┌──

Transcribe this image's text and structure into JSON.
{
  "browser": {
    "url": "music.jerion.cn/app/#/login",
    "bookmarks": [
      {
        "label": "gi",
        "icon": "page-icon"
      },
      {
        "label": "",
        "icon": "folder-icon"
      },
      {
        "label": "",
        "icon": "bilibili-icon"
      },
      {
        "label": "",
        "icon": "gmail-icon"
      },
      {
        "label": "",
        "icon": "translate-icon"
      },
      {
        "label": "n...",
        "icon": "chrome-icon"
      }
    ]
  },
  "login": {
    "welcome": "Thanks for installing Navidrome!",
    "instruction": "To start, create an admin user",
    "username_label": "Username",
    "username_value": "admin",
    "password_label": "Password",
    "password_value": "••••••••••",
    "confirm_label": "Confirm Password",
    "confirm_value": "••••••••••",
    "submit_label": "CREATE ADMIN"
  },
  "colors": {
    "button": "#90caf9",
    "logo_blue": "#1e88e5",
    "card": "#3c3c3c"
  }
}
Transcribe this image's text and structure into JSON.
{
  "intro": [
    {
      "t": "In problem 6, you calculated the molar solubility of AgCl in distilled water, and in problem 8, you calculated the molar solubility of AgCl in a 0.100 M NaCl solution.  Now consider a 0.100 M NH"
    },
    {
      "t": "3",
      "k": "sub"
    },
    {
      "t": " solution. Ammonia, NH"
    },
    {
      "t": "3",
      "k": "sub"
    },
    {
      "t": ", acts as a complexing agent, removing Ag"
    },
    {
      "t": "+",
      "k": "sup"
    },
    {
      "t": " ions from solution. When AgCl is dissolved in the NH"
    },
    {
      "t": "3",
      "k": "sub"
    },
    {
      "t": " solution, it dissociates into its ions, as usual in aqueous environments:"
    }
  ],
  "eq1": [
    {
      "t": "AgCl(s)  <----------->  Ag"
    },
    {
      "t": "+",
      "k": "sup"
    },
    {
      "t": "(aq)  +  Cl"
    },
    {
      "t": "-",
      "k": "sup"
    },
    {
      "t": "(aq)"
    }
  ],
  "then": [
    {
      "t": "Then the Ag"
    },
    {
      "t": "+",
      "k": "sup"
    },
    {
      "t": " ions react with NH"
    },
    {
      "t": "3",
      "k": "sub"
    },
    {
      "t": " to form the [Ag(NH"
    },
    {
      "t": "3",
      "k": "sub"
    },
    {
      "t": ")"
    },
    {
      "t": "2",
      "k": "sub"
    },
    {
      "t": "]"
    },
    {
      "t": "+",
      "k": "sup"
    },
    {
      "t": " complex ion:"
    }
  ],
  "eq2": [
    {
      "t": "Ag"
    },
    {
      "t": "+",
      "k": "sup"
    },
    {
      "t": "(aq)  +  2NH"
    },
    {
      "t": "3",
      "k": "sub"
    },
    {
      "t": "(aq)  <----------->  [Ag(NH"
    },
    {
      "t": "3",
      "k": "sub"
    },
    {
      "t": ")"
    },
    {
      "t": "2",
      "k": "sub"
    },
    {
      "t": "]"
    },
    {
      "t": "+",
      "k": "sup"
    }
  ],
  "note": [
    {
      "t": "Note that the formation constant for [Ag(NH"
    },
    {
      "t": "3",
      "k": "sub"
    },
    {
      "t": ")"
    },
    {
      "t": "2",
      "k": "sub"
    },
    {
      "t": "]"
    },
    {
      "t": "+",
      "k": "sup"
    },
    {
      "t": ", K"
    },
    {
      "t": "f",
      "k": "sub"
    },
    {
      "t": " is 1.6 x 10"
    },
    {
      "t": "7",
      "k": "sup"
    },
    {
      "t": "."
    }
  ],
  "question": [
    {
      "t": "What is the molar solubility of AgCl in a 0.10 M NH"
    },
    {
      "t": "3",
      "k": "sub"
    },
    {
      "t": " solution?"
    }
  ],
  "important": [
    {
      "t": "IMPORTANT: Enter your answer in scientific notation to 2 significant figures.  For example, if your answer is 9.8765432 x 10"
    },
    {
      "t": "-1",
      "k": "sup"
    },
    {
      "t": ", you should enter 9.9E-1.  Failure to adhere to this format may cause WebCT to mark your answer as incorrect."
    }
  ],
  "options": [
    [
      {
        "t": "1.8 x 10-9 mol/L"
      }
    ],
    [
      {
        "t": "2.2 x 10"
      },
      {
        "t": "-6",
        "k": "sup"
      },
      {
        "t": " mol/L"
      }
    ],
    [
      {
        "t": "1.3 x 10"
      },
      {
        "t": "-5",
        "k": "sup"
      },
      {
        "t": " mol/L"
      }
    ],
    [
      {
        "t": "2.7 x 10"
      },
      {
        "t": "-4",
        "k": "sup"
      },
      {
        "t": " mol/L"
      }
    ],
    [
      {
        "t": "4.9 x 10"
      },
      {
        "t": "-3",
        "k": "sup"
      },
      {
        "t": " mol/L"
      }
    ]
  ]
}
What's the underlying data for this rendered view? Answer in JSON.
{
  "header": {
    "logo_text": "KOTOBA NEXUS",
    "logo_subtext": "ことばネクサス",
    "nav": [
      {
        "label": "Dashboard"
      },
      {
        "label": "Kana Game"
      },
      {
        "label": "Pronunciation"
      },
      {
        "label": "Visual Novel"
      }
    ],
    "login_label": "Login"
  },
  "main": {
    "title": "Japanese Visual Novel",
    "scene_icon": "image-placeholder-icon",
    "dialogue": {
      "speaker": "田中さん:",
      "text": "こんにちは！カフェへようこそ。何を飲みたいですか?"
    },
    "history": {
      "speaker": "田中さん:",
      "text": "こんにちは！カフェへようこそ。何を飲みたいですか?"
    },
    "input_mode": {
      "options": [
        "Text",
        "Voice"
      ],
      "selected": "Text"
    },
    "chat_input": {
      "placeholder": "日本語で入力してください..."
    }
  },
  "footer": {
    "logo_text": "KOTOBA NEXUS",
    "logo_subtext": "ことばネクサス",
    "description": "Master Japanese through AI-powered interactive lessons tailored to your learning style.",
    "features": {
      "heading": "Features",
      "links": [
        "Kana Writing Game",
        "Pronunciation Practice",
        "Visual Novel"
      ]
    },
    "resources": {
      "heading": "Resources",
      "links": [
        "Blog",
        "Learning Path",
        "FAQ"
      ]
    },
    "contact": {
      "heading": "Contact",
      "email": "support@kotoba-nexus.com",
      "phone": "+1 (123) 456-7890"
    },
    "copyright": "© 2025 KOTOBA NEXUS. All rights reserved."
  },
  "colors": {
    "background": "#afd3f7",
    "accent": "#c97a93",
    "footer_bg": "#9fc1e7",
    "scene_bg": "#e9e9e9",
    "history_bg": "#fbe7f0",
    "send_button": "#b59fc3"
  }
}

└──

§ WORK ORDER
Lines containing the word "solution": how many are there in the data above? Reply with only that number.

§ RESULT BELOW
5